Since my professional desire is to become a university professor, I suppose I will soon be paid to come up with counter-intuitive political observations. In case any tenured faculty read this blog - here's one such observation in advance.
The great benefit of the United States' primary-caucus system, as it now stands, is that it enfranchises and empowers large numbers of citizens who are made into near-permanent electoral minorities in November by the structure of the Electoral College. On Election Day, South Carolina's Democrats could uniformly vote for bell hooks (heh) and it wouldn't matter at all; the Republican nominee would almost certainly prevail. Likewise, New York's Republicans could all vote for Barney Frank, only to watch the Democratic nominee win.
But in a 50-state primary-caucus system, every state's preferences matter (mindful of population, of course) and not just the preferences of a relative handful of swing states. South Carolina's Democrats, or New York's Republicans, become potent political forces who have a meaningful impact on the selection of a nominee. Isn't this good for democracy compared to a national or regional super-primary?
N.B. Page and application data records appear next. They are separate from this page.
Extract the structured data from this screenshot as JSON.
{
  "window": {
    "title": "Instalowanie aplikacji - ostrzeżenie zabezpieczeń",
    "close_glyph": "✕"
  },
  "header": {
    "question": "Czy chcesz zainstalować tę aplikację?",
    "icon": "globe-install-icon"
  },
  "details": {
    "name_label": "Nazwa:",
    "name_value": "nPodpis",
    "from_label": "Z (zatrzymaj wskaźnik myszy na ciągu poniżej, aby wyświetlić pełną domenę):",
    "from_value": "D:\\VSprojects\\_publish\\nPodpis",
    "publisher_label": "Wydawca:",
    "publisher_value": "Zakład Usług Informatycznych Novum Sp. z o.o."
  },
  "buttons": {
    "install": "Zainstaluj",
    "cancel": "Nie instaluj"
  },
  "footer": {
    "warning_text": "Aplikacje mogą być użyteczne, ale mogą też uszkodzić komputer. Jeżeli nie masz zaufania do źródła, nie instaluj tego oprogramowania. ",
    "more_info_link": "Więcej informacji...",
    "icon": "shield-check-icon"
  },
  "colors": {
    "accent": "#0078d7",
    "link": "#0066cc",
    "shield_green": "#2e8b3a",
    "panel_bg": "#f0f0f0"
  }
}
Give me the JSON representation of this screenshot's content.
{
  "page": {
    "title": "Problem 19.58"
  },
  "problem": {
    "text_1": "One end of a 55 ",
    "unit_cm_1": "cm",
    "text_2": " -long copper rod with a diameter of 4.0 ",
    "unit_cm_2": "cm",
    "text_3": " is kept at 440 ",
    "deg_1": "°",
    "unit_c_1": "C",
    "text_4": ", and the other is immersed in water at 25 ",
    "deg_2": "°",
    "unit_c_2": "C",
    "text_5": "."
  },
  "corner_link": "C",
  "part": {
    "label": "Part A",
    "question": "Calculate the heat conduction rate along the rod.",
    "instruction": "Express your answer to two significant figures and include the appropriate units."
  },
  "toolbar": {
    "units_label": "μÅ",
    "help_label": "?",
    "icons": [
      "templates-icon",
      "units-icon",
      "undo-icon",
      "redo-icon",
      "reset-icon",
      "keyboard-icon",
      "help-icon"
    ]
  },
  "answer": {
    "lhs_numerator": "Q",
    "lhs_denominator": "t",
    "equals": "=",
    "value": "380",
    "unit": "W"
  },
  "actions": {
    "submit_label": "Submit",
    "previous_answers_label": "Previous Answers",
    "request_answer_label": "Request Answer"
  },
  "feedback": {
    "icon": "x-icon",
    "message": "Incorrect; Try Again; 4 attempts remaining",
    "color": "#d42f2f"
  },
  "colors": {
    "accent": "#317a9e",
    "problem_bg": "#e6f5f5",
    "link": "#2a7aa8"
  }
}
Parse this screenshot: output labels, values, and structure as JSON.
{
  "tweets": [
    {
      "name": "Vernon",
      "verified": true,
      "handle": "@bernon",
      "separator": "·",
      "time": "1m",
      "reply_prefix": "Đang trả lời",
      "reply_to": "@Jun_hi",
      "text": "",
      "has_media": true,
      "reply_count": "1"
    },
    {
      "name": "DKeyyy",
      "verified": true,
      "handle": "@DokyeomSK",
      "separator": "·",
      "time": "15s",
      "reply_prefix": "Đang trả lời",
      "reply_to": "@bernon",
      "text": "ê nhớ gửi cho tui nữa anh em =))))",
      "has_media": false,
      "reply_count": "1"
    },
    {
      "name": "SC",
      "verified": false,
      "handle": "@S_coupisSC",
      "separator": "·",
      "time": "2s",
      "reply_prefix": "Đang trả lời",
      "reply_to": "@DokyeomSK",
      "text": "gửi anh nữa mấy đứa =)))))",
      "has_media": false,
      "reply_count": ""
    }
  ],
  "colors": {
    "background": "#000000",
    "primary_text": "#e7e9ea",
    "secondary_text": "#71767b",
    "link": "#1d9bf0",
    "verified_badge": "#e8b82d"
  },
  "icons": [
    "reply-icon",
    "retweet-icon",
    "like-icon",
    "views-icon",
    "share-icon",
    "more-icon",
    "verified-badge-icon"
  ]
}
To borrow from Robert Dahl, it increases contestation (there are 100 distinct contests), inclusiveness (regional candidates and favorite sons are free to run; most modern contested major-party primaries have had at least a half-dozen candidates), and information (retail politics matters relatively more than mass-media saturation blitzes). Think about it.